They say there are two kinds of people in the office world: the people who wake up to 2 new messages, and the people who wake up to 12,904 new messages in their inbox. This blog is to address the latter.
First, it’s not your fault. The business world is so full of emails that the Federal Trade Commission had to make the CAN-SPAM Act. This act was signed into law in 2003 as a way to give the recipient more control of their emails by adding regulations to commercial emails such as requiring an opt-out button. If an email is spamming you and you cannot unsubscribe, forward the message to the FTC email@example.com with a message explaining your complaint.
Even with this law, it is still your responsibility to manage your inbox and supervise the quantities of emails you receive on a daily basis.
Unsubscribing is the first way to reign in those constant messages. If you see you’re getting an email from a company or person more than once a day or every day with material that does not relate to you, unsubscribe from them. As stated before, there should be an unsubscribe button somewhere on the email.

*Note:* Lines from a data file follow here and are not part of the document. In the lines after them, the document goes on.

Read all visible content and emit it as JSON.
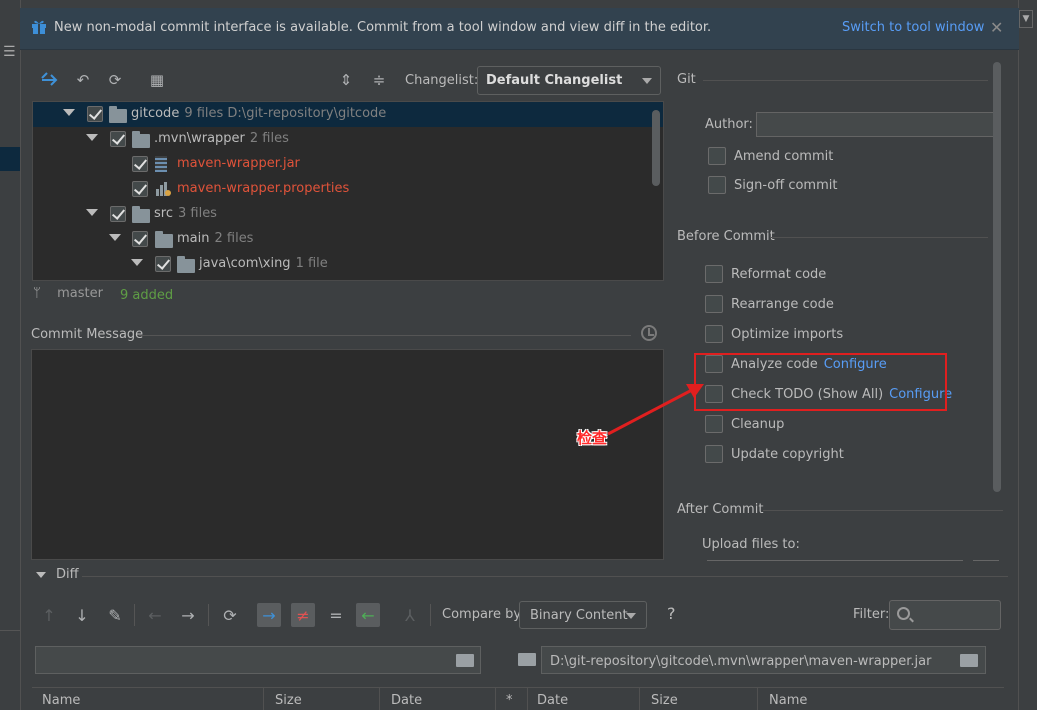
{
  "banner": {
    "message": "New non-modal commit interface is available. Commit from a tool window and view diff in the editor.",
    "link": "Switch to tool window",
    "close": "✕"
  },
  "toolbar": {
    "changelist_label": "Changelist:",
    "changelist_value": "Default Changelist"
  },
  "tree": {
    "rows": [
      {
        "name": "gitcode",
        "meta": "9 files  D:\\git-repository\\gitcode"
      },
      {
        "name": ".mvn\\wrapper",
        "meta": "2 files"
      },
      {
        "name": "maven-wrapper.jar",
        "meta": ""
      },
      {
        "name": "maven-wrapper.properties",
        "meta": ""
      },
      {
        "name": "src",
        "meta": "3 files"
      },
      {
        "name": "main",
        "meta": "2 files"
      },
      {
        "name": "java\\com\\xing",
        "meta": "1 file"
      }
    ]
  },
  "status": {
    "branch": "master",
    "added": "9 added"
  },
  "commit_message": {
    "label": "Commit Message",
    "value": ""
  },
  "git_section": {
    "title": "Git",
    "author_label": "Author:",
    "author_value": "",
    "amend": "Amend commit",
    "signoff": "Sign-off commit"
  },
  "before_commit": {
    "title": "Before Commit",
    "items": [
      {
        "label": "Reformat code",
        "config": ""
      },
      {
        "label": "Rearrange code",
        "config": ""
      },
      {
        "label": "Optimize imports",
        "config": ""
      },
      {
        "label": "Analyze code",
        "config": "Configure"
      },
      {
        "label": "Check TODO (Show All)",
        "config": "Configure"
      },
      {
        "label": "Cleanup",
        "config": ""
      },
      {
        "label": "Update copyright",
        "config": ""
      }
    ]
  },
  "after_commit": {
    "title": "After Commit",
    "upload_label": "Upload files to:"
  },
  "annotation": {
    "text": "检查",
    "color": "#e01f1f"
  },
  "diff": {
    "title": "Diff",
    "compare_label": "Compare by:",
    "compare_value": "Binary Content",
    "help": "?",
    "filter_label": "Filter:",
    "left_path": "",
    "right_path": "D:\\git-repository\\gitcode\\.mvn\\wrapper\\maven-wrapper.jar",
    "columns": [
      "Name",
      "Size",
      "Date",
      "*",
      "Date",
      "Size",
      "Name"
    ]
  },
  "colors": {
    "accent_link": "#589df6",
    "modified_file": "#e0533a",
    "added_status": "#5f9e45",
    "selection": "#0d293e"
  }
}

Look carefully though, they are often hidden in tiny text at the bottom.
If unwanted emails are sent from a personal address or you do not want to unsubscribe, you can block or spam the sender, depending on your email options. If spammed, these emails will still come in but will be directed to your junk box folder. We recommend emptying your junk folder at least once a week because a full junk folder can slow down emails just like your inbox. Be sure to skim through the emails though and make sure none of them are actually important*.

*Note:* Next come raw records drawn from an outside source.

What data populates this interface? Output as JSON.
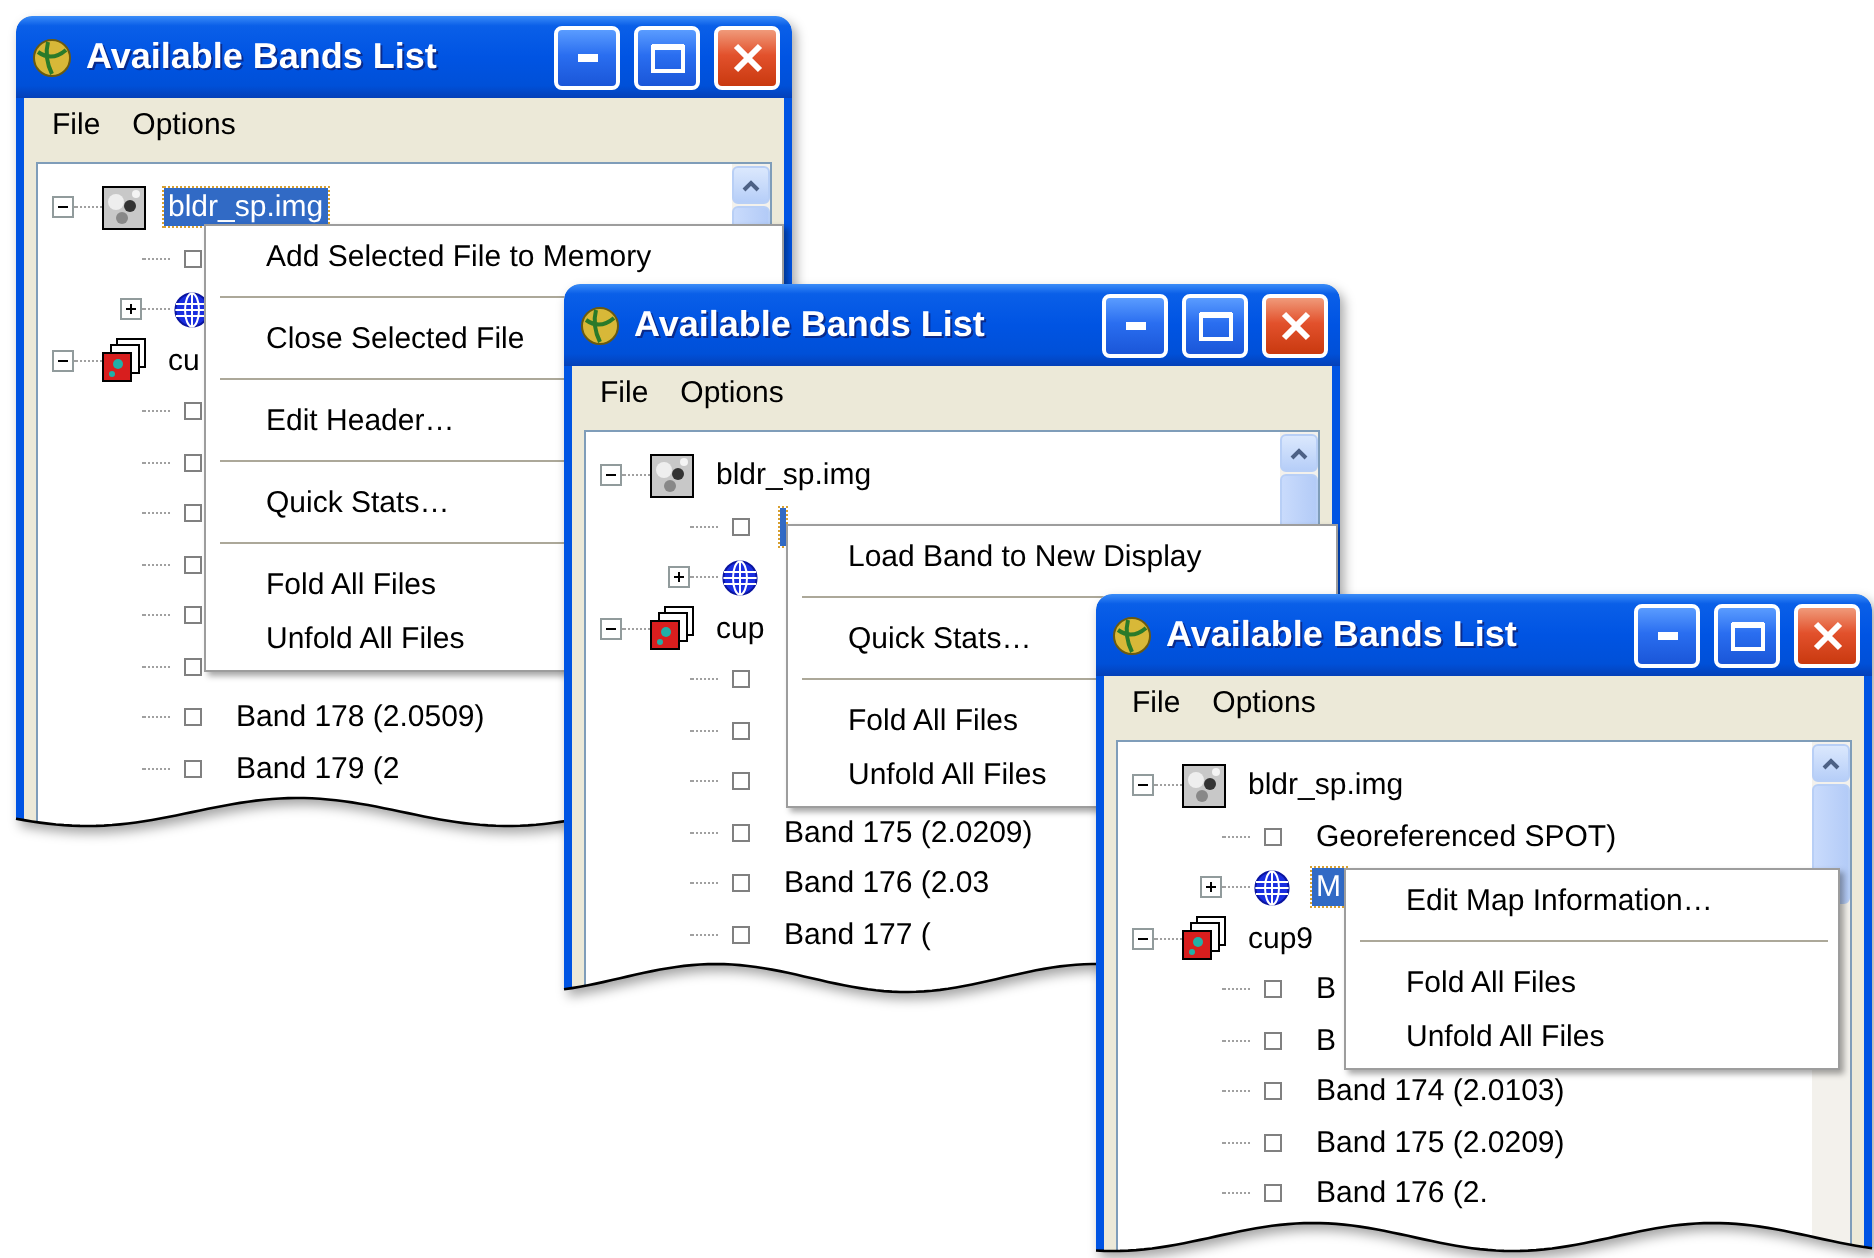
{
  "windows": [
    {
      "title": "Available Bands List",
      "menu": [
        "File",
        "Options"
      ],
      "tree": [
        {
          "kind": "image",
          "label": "bldr_sp.img",
          "selected": true,
          "expanded": true,
          "children": [
            {
              "kind": "band",
              "selected": false
            },
            {
              "kind": "map",
              "selected": false,
              "expanded": false
            }
          ]
        },
        {
          "kind": "stack",
          "label": "cu",
          "selected": false,
          "expanded": true,
          "children": [
            {
              "kind": "band",
              "selected": false
            },
            {
              "kind": "band",
              "selected": false
            },
            {
              "kind": "band",
              "selected": false
            },
            {
              "kind": "band",
              "selected": false
            },
            {
              "kind": "band",
              "selected": false
            },
            {
              "kind": "band",
              "selected": false
            },
            {
              "kind": "band",
              "label": "Band 178 (2.0509)",
              "selected": false
            },
            {
              "kind": "band",
              "label": "Band 179 (2",
              "selected": false
            }
          ]
        }
      ],
      "context_menu": {
        "groups": [
          [
            "Add Selected File to Memory"
          ],
          [
            "Close Selected File"
          ],
          [
            "Edit Header…"
          ],
          [
            "Quick Stats…"
          ],
          [
            "Fold All Files",
            "Unfold All Files"
          ]
        ]
      }
    },
    {
      "title": "Available Bands List",
      "menu": [
        "File",
        "Options"
      ],
      "tree": [
        {
          "kind": "image",
          "label": "bldr_sp.img",
          "selected": false,
          "expanded": true,
          "children": [
            {
              "kind": "band",
              "selected": true
            },
            {
              "kind": "map",
              "selected": false,
              "expanded": false
            }
          ]
        },
        {
          "kind": "stack",
          "label": "cup",
          "selected": false,
          "expanded": true,
          "children": [
            {
              "kind": "band",
              "selected": false
            },
            {
              "kind": "band",
              "selected": false
            },
            {
              "kind": "band",
              "selected": false
            },
            {
              "kind": "band",
              "label": "Band 175 (2.0209)",
              "selected": false
            },
            {
              "kind": "band",
              "label": "Band 176 (2.03",
              "selected": false
            },
            {
              "kind": "band",
              "label": "Band 177 (",
              "selected": false
            }
          ]
        }
      ],
      "context_menu": {
        "groups": [
          [
            "Load Band to New Display"
          ],
          [
            "Quick Stats…"
          ],
          [
            "Fold All Files",
            "Unfold All Files"
          ]
        ]
      }
    },
    {
      "title": "Available Bands List",
      "menu": [
        "File",
        "Options"
      ],
      "tree": [
        {
          "kind": "image",
          "label": "bldr_sp.img",
          "selected": false,
          "expanded": true,
          "children": [
            {
              "kind": "band",
              "label": "Georeferenced SPOT)",
              "selected": false
            },
            {
              "kind": "map",
              "label": "M",
              "selected": true,
              "expanded": false
            }
          ]
        },
        {
          "kind": "stack",
          "label": "cup9",
          "selected": false,
          "expanded": true,
          "children": [
            {
              "kind": "band",
              "label": "B",
              "selected": false
            },
            {
              "kind": "band",
              "label": "B",
              "selected": false
            },
            {
              "kind": "band",
              "label": "Band 174 (2.0103)",
              "selected": false
            },
            {
              "kind": "band",
              "label": "Band 175 (2.0209)",
              "selected": false
            },
            {
              "kind": "band",
              "label": "Band 176 (2.",
              "selected": false
            }
          ]
        }
      ],
      "context_menu": {
        "groups": [
          [
            "Edit Map Information…"
          ],
          [
            "Fold All Files",
            "Unfold All Files"
          ]
        ]
      }
    }
  ]
}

*To access materials inside an email marked as spam, you must mark it as “not spam” and it will be sent to your inbox.*
What about the senders whose emails you do not want to miss but send you too many? Deals from your favorite store, social media notifications, these are the emails that tend to fall into this category and there is a way to curb the email volume from cluttering your inbox. Like the unsubscribe button, there are often options to “update notifications” or “edit alerts” settings. By customizing what types of emails you want sent to you, you can reduce the number of emails being sent to you.
Now that you’ve gotten a handle on what is coming in, start clearing out some of those old emails.

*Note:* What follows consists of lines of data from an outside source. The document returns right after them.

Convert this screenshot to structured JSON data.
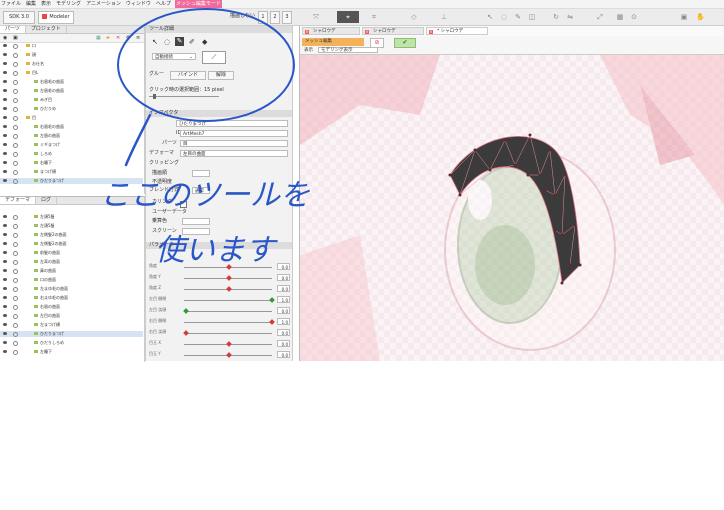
{
  "menu": [
    "ファイル",
    "編集",
    "表示",
    "モデリング",
    "アニメーション",
    "ウィンドウ",
    "ヘルプ",
    "メッシュ編集モード"
  ],
  "toolbar": {
    "sdk": "SDK 3.0",
    "modeler": "Modeler",
    "display_label": "描画しない",
    "nums": [
      "1",
      "2",
      "3"
    ]
  },
  "left_tabs": [
    "パーツ",
    "プロジェクト"
  ],
  "deformer_tabs": [
    "デフォーマ",
    "ログ"
  ],
  "layers_top": [
    {
      "label": "口",
      "type": "folder"
    },
    {
      "label": "顔",
      "type": "folder"
    },
    {
      "label": "お仕名",
      "type": "folder"
    },
    {
      "label": "目L",
      "type": "folder"
    },
    {
      "label": "右眉毛の曲面",
      "type": "mesh"
    },
    {
      "label": "左眉毛の曲面",
      "type": "mesh"
    },
    {
      "label": "みぎ目",
      "type": "mesh"
    },
    {
      "label": "ひだりめ",
      "type": "mesh"
    },
    {
      "label": "目",
      "type": "folder"
    },
    {
      "label": "右眉毛の曲面",
      "type": "mesh"
    },
    {
      "label": "左眉の曲面",
      "type": "mesh"
    },
    {
      "label": "ミギまつげ",
      "type": "mesh"
    },
    {
      "label": "しろめ",
      "type": "mesh"
    },
    {
      "label": "右瞳下",
      "type": "mesh"
    },
    {
      "label": "まつげ横",
      "type": "mesh"
    },
    {
      "label": "ひだりまつげ",
      "type": "mesh",
      "selected": true
    }
  ],
  "layers_bottom": [
    {
      "label": "左頭5髪",
      "type": "mesh"
    },
    {
      "label": "左頭5髪",
      "type": "mesh"
    },
    {
      "label": "左側髪2の曲面",
      "type": "mesh"
    },
    {
      "label": "左側髪2の曲面",
      "type": "mesh"
    },
    {
      "label": "前髪の曲面",
      "type": "mesh"
    },
    {
      "label": "左耳の曲面",
      "type": "mesh"
    },
    {
      "label": "鼻の曲面",
      "type": "mesh"
    },
    {
      "label": "口の曲面",
      "type": "mesh"
    },
    {
      "label": "左まゆ毛の曲面",
      "type": "mesh"
    },
    {
      "label": "右まゆ毛の曲面",
      "type": "mesh"
    },
    {
      "label": "右眉の曲面",
      "type": "mesh"
    },
    {
      "label": "左目の曲面",
      "type": "mesh"
    },
    {
      "label": "左まつげ横",
      "type": "mesh"
    },
    {
      "label": "ひだりまつげ",
      "type": "mesh",
      "selected": true
    },
    {
      "label": "ひだりしろめ",
      "type": "mesh"
    },
    {
      "label": "左瞳下",
      "type": "mesh"
    }
  ],
  "tool": {
    "title": "ツール詳細",
    "auto_connect": "自動接続",
    "group_label": "グルー",
    "bind": "バインド",
    "release": "解除",
    "click_range": "クリック時の選択範囲：15 pixel"
  },
  "inspector": {
    "title": "インスペクタ",
    "name": "ひだりまつげ",
    "id_label": "ID",
    "id": "ArtMesh7",
    "part_label": "パーツ",
    "part": "目",
    "deformer_label": "デフォーマ",
    "deformer": "左目の曲面",
    "clipping": "クリッピング",
    "blend_mode_label": "描画順",
    "opacity_label": "不透明度",
    "blend_label": "ブレンド方式",
    "blend_value": "通常",
    "culling_label": "カリング",
    "user_data": "ユーザーデータ",
    "multiply_label": "乗算色",
    "screen_label": "スクリーン"
  },
  "params_title": "パラメータ",
  "params": [
    {
      "label": "角度",
      "value": "0.0",
      "knob": 0.5,
      "color": "#d53a3a"
    },
    {
      "label": "角度 Y",
      "value": "0.0",
      "knob": 0.5,
      "color": "#d53a3a"
    },
    {
      "label": "角度 Z",
      "value": "0.0",
      "knob": 0.5,
      "color": "#d53a3a"
    },
    {
      "label": "左目 開閉",
      "value": "1.0",
      "knob": 1.0,
      "color": "#2e9a3a"
    },
    {
      "label": "左目 笑顔",
      "value": "0.0",
      "knob": 0.0,
      "color": "#2e9a3a"
    },
    {
      "label": "右目 開閉",
      "value": "1.0",
      "knob": 1.0,
      "color": "#d53a3a"
    },
    {
      "label": "右目 笑顔",
      "value": "0.0",
      "knob": 0.0,
      "color": "#d53a3a"
    },
    {
      "label": "目玉 X",
      "value": "0.0",
      "knob": 0.5,
      "color": "#d53a3a"
    },
    {
      "label": "目玉 Y",
      "value": "0.0",
      "knob": 0.5,
      "color": "#d53a3a"
    }
  ],
  "viewport": {
    "tabs": [
      "シャロウデ",
      "シャロウデ",
      "* シャロウデ"
    ],
    "mesh_edit": "メッシュ編集",
    "display": "表示",
    "display_value": "モデリング表示"
  },
  "annotation": {
    "text_line1": "ここのツールを",
    "text_line2": "使います",
    "color": "#2a56c8"
  }
}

The fastest way to start trimming down those numbers is to utilize the search bar. You are probably familiar with certain senders based on their frequency. Facebook, for example, might send more than a dozen emails a day based on your settings. Searching and then deleting batches of these common past spammers should significantly decrease your inbox numbers. Filtering all unopened emails is another speedy way to empty your inbox, but this process might mean you accidentally delete some non-spam messages.
The last step is to organize the remaining, important emails. Categorizing these emails based on senders such as HR department, supervisors, family, and making new folders based on these groups will make finding certain emails easier to find and prioritize.
If you are using Outlook, there are several additional features you should be utilizing to further organize your work schedule and task. We will discuss these advantages in an upcoming blog.It might take a few minutes out of your day to keep your emails in check once your inbox is organized, but just like cleaning out your desk, it will save you time and make you more efficient in the long run.